Dataset rows for apps and sites:
|---|

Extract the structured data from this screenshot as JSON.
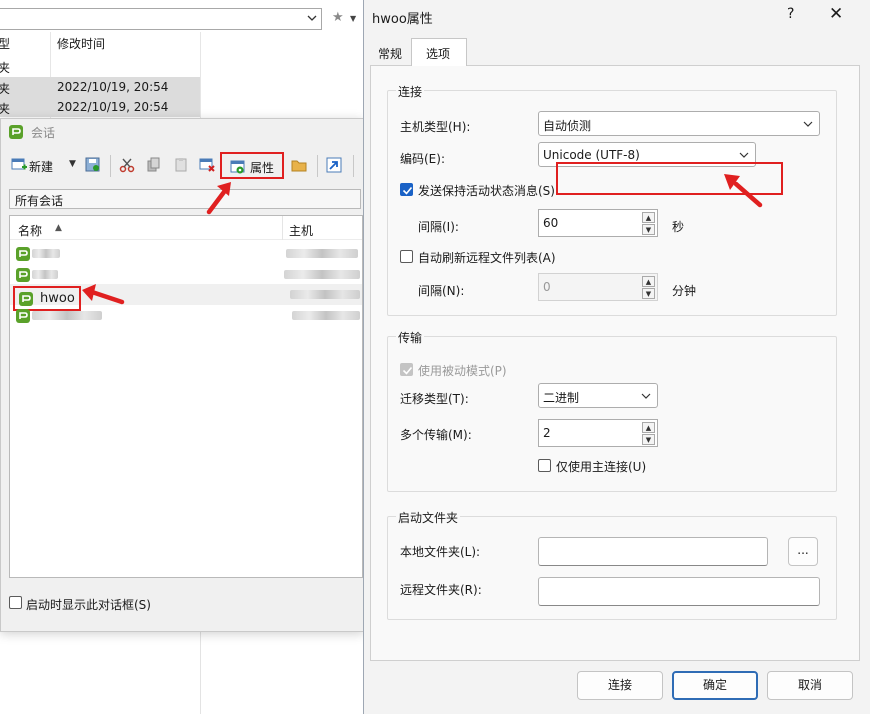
{
  "background": {
    "col_type": "型",
    "col_modified": "修改时间",
    "rows": [
      {
        "type": "夹",
        "modified": ""
      },
      {
        "type": "夹",
        "modified": "2022/10/19, 20:54"
      },
      {
        "type": "夹",
        "modified": "2022/10/19, 20:54"
      }
    ]
  },
  "sessions": {
    "title": "会话",
    "toolbar": {
      "new_label": "新建",
      "properties_label": "属性"
    },
    "tree_root": "所有会话",
    "columns": {
      "name": "名称",
      "host": "主机"
    },
    "items": [
      {
        "name": "",
        "blurred": true
      },
      {
        "name": "",
        "blurred": true
      },
      {
        "name": "hwoo",
        "blurred": false
      },
      {
        "name": "",
        "blurred": true
      }
    ],
    "show_on_startup_label": "启动时显示此对话框(S)"
  },
  "properties": {
    "title": "hwoo属性",
    "help": "?",
    "tabs": {
      "general": "常规",
      "options": "选项"
    },
    "connection": {
      "group_title": "连接",
      "host_type_label": "主机类型(H):",
      "host_type_value": "自动侦测",
      "encoding_label": "编码(E):",
      "encoding_value": "Unicode (UTF-8)",
      "keepalive_label": "发送保持活动状态消息(S)",
      "interval_label": "间隔(I):",
      "interval_value": "60",
      "interval_unit": "秒",
      "auto_refresh_label": "自动刷新远程文件列表(A)",
      "refresh_interval_label": "间隔(N):",
      "refresh_interval_value": "0",
      "refresh_interval_unit": "分钟"
    },
    "transfer": {
      "group_title": "传输",
      "passive_label": "使用被动模式(P)",
      "transfer_type_label": "迁移类型(T):",
      "transfer_type_value": "二进制",
      "multi_label": "多个传输(M):",
      "multi_value": "2",
      "primary_only_label": "仅使用主连接(U)"
    },
    "startup": {
      "group_title": "启动文件夹",
      "local_label": "本地文件夹(L):",
      "local_value": "",
      "browse_label": "...",
      "remote_label": "远程文件夹(R):",
      "remote_value": ""
    },
    "buttons": {
      "connect": "连接",
      "ok": "确定",
      "cancel": "取消"
    }
  },
  "colors": {
    "accent": "#1a62c6",
    "highlight": "#e02020",
    "app_icon": "#5aa12a"
  }
}
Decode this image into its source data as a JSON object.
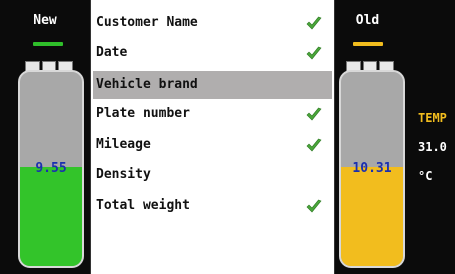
{
  "left_tank": {
    "title": "New",
    "value": "9.55",
    "level": 0.51,
    "fill_color": "#33c42a",
    "indicator_color": "#2fbf2a"
  },
  "right_tank": {
    "title": "Old",
    "value": "10.31",
    "level": 0.51,
    "fill_color": "#f2bd1e",
    "indicator_color": "#f2bd1e"
  },
  "list": {
    "items": [
      {
        "label": "Customer Name",
        "checked": true,
        "selected": false
      },
      {
        "label": "Date",
        "checked": true,
        "selected": false
      },
      {
        "label": "Vehicle brand",
        "checked": false,
        "selected": true
      },
      {
        "label": "Plate number",
        "checked": true,
        "selected": false
      },
      {
        "label": "Mileage",
        "checked": true,
        "selected": false
      },
      {
        "label": "Density",
        "checked": false,
        "selected": false
      },
      {
        "label": "Total weight",
        "checked": true,
        "selected": false
      }
    ]
  },
  "temperature": {
    "label": "TEMP",
    "value": "31.0",
    "unit": "°C"
  },
  "colors": {
    "check": "#4aa63a",
    "temp_label": "#f2bd1e",
    "text": "#ffffff"
  }
}
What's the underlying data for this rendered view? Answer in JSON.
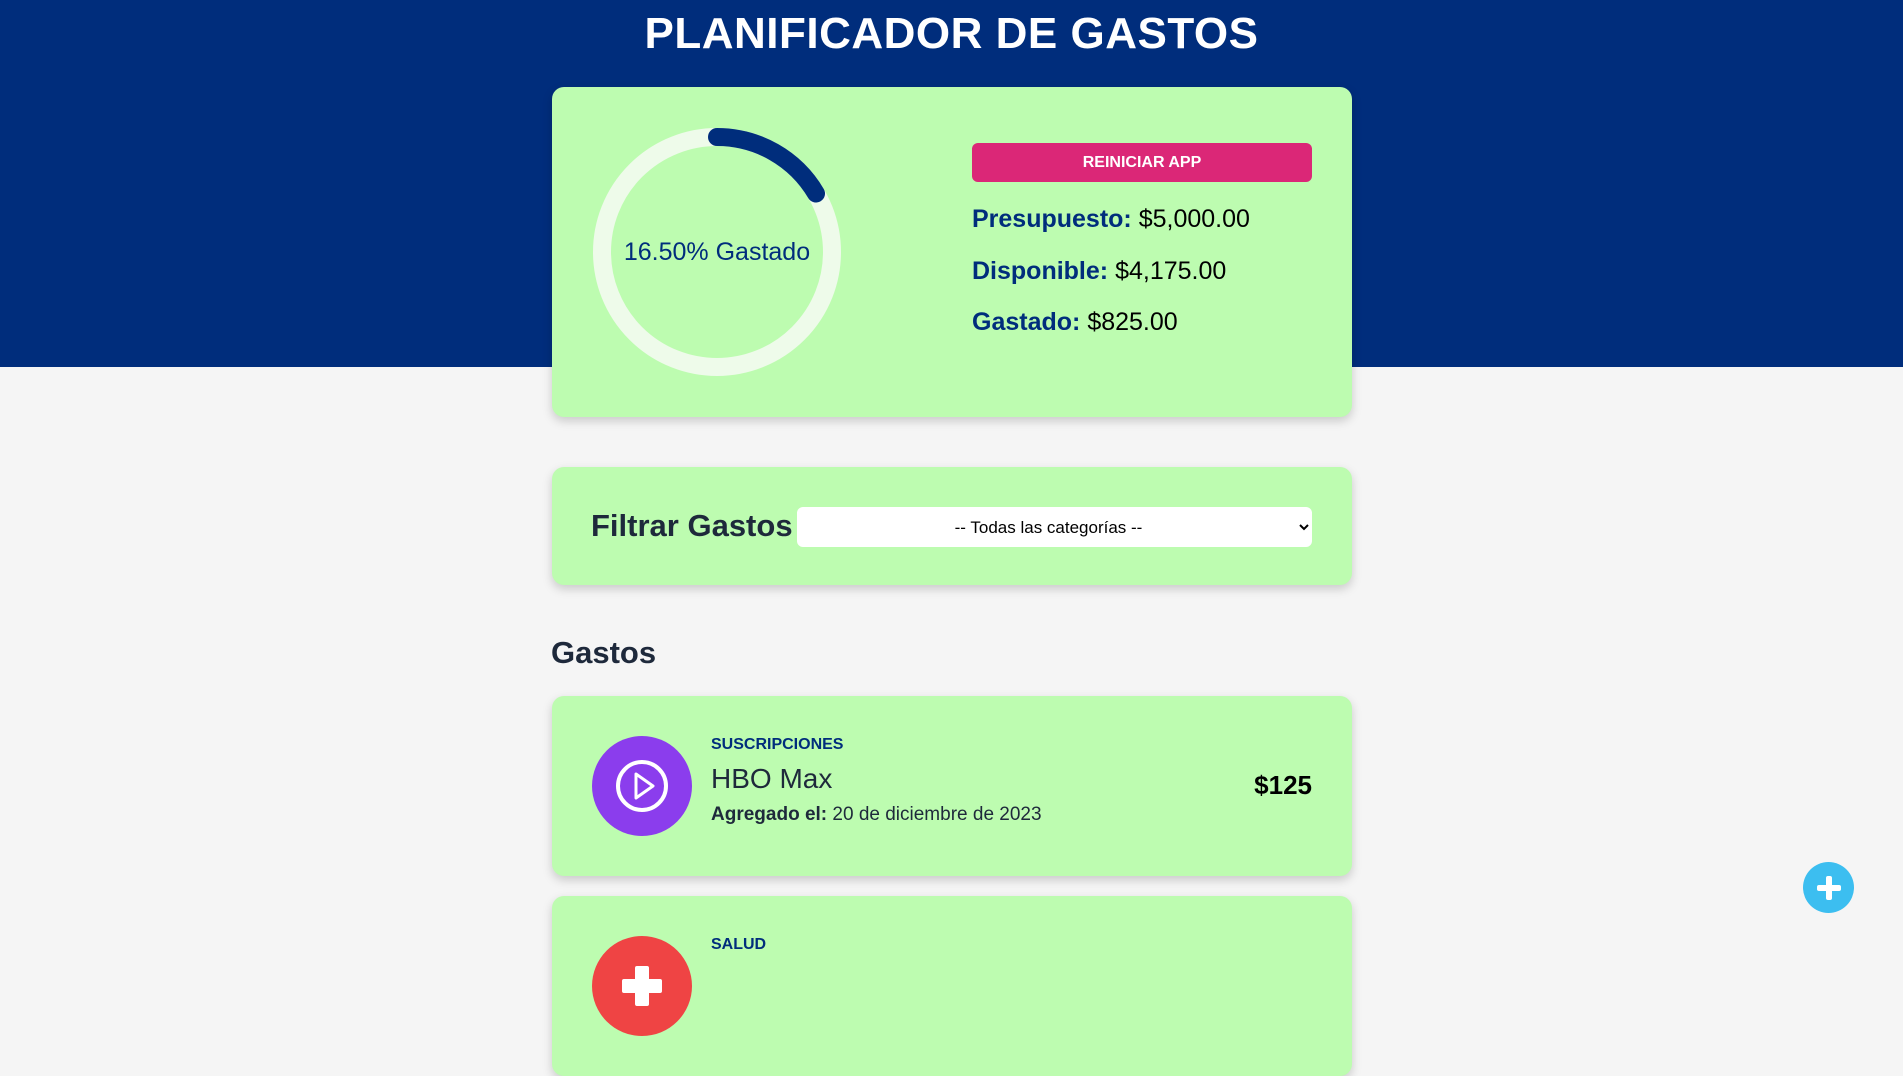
{
  "app": {
    "title": "PLANIFICADOR DE GASTOS"
  },
  "budget": {
    "progress_label": "16.50% Gastado",
    "progress_fraction": 0.165,
    "reset_label": "REINICIAR APP",
    "budget_key": "Presupuesto:",
    "budget_value": "$5,000.00",
    "available_key": "Disponible:",
    "available_value": "$4,175.00",
    "spent_key": "Gastado:",
    "spent_value": "$825.00"
  },
  "filter": {
    "title": "Filtrar Gastos",
    "selected_option": "-- Todas las categorías --"
  },
  "expenses": {
    "section_title": "Gastos",
    "date_key": "Agregado el:",
    "items": [
      {
        "category": "SUSCRIPCIONES",
        "name": "HBO Max",
        "date": "20 de diciembre de 2023",
        "amount": "$125",
        "icon": "play-icon",
        "color": "#8b3ded"
      },
      {
        "category": "SALUD",
        "name": "",
        "date": "",
        "amount": "",
        "icon": "health-icon",
        "color": "#ef4444"
      }
    ]
  },
  "colors": {
    "header": "#002d7c",
    "card": "#bdfcb0",
    "accent_pink": "#db2777",
    "progress": "#002d7c",
    "progress_track": "#eefbea",
    "add_button": "#3cbef0"
  }
}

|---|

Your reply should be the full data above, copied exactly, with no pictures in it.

▶ RESPONSE BELOW:
Extract the structured data from this screenshot as JSON.
{
  "background": {
    "col_type": "型",
    "col_modified": "修改时间",
    "rows": [
      {
        "type": "夹",
        "modified": ""
      },
      {
        "type": "夹",
        "modified": "2022/10/19, 20:54"
      },
      {
        "type": "夹",
        "modified": "2022/10/19, 20:54"
      }
    ]
  },
  "sessions": {
    "title": "会话",
    "toolbar": {
      "new_label": "新建",
      "properties_label": "属性"
    },
    "tree_root": "所有会话",
    "columns": {
      "name": "名称",
      "host": "主机"
    },
    "items": [
      {
        "name": "",
        "blurred": true
      },
      {
        "name": "",
        "blurred": true
      },
      {
        "name": "hwoo",
        "blurred": false
      },
      {
        "name": "",
        "blurred": true
      }
    ],
    "show_on_startup_label": "启动时显示此对话框(S)"
  },
  "properties": {
    "title": "hwoo属性",
    "help": "?",
    "tabs": {
      "general": "常规",
      "options": "选项"
    },
    "connection": {
      "group_title": "连接",
      "host_type_label": "主机类型(H):",
      "host_type_value": "自动侦测",
      "encoding_label": "编码(E):",
      "encoding_value": "Unicode (UTF-8)",
      "keepalive_label": "发送保持活动状态消息(S)",
      "interval_label": "间隔(I):",
      "interval_value": "60",
      "interval_unit": "秒",
      "auto_refresh_label": "自动刷新远程文件列表(A)",
      "refresh_interval_label": "间隔(N):",
      "refresh_interval_value": "0",
      "refresh_interval_unit": "分钟"
    },
    "transfer": {
      "group_title": "传输",
      "passive_label": "使用被动模式(P)",
      "transfer_type_label": "迁移类型(T):",
      "transfer_type_value": "二进制",
      "multi_label": "多个传输(M):",
      "multi_value": "2",
      "primary_only_label": "仅使用主连接(U)"
    },
    "startup": {
      "group_title": "启动文件夹",
      "local_label": "本地文件夹(L):",
      "local_value": "",
      "browse_label": "...",
      "remote_label": "远程文件夹(R):",
      "remote_value": ""
    },
    "buttons": {
      "connect": "连接",
      "ok": "确定",
      "cancel": "取消"
    }
  },
  "colors": {
    "accent": "#1a62c6",
    "highlight": "#e02020",
    "app_icon": "#5aa12a"
  }
}
Decode this image into its source data as a JSON object.
{
  "left_tank": {
    "title": "New",
    "value": "9.55",
    "level": 0.51,
    "fill_color": "#33c42a",
    "indicator_color": "#2fbf2a"
  },
  "right_tank": {
    "title": "Old",
    "value": "10.31",
    "level": 0.51,
    "fill_color": "#f2bd1e",
    "indicator_color": "#f2bd1e"
  },
  "list": {
    "items": [
      {
        "label": "Customer Name",
        "checked": true,
        "selected": false
      },
      {
        "label": "Date",
        "checked": true,
        "selected": false
      },
      {
        "label": "Vehicle brand",
        "checked": false,
        "selected": true
      },
      {
        "label": "Plate number",
        "checked": true,
        "selected": false
      },
      {
        "label": "Mileage",
        "checked": true,
        "selected": false
      },
      {
        "label": "Density",
        "checked": false,
        "selected": false
      },
      {
        "label": "Total weight",
        "checked": true,
        "selected": false
      }
    ]
  },
  "temperature": {
    "label": "TEMP",
    "value": "31.0",
    "unit": "°C"
  },
  "colors": {
    "check": "#4aa63a",
    "temp_label": "#f2bd1e",
    "text": "#ffffff"
  }
}
What's the underlying data for this rendered view? Answer in JSON.
{
  "app": {
    "title": "PLANIFICADOR DE GASTOS"
  },
  "budget": {
    "progress_label": "16.50% Gastado",
    "progress_fraction": 0.165,
    "reset_label": "REINICIAR APP",
    "budget_key": "Presupuesto:",
    "budget_value": "$5,000.00",
    "available_key": "Disponible:",
    "available_value": "$4,175.00",
    "spent_key": "Gastado:",
    "spent_value": "$825.00"
  },
  "filter": {
    "title": "Filtrar Gastos",
    "selected_option": "-- Todas las categorías --"
  },
  "expenses": {
    "section_title": "Gastos",
    "date_key": "Agregado el:",
    "items": [
      {
        "category": "SUSCRIPCIONES",
        "name": "HBO Max",
        "date": "20 de diciembre de 2023",
        "amount": "$125",
        "icon": "play-icon",
        "color": "#8b3ded"
      },
      {
        "category": "SALUD",
        "name": "",
        "date": "",
        "amount": "",
        "icon": "health-icon",
        "color": "#ef4444"
      }
    ]
  },
  "colors": {
    "header": "#002d7c",
    "card": "#bdfcb0",
    "accent_pink": "#db2777",
    "progress": "#002d7c",
    "progress_track": "#eefbea",
    "add_button": "#3cbef0"
  }
}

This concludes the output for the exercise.